Pick every line from the data that holds the word "true".
-- -- --
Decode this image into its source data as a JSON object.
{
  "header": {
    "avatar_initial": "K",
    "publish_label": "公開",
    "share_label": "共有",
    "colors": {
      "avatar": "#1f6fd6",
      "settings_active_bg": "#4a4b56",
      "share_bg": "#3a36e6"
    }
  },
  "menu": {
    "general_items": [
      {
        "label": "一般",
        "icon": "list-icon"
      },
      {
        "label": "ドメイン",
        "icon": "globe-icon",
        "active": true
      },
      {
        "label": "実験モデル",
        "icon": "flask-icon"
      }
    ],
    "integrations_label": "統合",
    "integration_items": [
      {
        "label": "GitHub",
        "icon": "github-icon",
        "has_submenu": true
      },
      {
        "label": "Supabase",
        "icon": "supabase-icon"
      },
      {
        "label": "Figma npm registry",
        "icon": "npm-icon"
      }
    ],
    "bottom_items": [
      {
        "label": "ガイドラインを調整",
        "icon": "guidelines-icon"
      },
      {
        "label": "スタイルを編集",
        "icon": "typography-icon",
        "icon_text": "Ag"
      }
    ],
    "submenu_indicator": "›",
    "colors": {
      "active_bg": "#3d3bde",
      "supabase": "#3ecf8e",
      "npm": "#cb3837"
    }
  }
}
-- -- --
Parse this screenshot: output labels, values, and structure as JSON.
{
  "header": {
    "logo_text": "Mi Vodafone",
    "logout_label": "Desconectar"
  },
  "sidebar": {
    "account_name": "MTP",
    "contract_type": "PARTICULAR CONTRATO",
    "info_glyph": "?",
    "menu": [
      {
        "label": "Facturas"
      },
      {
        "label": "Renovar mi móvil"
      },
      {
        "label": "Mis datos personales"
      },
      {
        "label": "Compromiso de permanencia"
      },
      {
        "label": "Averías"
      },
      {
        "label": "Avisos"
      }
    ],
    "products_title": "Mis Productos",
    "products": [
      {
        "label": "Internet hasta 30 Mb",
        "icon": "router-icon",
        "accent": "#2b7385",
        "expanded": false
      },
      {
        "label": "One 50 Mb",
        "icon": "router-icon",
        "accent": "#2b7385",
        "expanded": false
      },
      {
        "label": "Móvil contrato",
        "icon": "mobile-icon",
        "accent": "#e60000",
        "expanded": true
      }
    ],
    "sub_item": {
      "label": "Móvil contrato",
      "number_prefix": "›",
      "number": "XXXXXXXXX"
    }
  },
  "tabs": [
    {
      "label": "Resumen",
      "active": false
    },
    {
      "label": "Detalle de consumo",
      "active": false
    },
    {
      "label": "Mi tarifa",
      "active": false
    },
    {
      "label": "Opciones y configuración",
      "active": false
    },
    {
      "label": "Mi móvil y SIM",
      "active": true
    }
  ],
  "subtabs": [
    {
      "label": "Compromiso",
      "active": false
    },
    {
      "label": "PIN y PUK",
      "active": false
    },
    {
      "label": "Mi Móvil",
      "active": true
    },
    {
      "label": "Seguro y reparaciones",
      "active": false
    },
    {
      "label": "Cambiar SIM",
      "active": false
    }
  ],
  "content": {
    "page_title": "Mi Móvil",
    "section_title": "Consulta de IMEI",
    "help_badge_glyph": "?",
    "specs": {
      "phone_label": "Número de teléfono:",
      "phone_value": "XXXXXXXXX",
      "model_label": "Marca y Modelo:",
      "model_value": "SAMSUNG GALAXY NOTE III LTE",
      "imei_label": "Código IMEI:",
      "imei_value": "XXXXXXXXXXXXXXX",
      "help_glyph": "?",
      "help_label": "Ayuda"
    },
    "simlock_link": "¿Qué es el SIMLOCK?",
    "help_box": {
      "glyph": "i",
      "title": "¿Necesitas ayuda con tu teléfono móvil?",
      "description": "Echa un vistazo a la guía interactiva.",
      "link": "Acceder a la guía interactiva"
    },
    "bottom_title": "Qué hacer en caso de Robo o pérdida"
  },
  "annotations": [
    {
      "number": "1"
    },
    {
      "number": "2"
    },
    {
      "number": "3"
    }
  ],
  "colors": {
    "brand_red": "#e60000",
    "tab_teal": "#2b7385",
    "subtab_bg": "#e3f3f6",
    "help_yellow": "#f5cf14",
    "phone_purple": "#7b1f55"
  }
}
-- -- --
| ANSWER TO THIS TASK |
        "active": true
        "has_submenu": true
        "expanded": true
      "active": true
      "active": true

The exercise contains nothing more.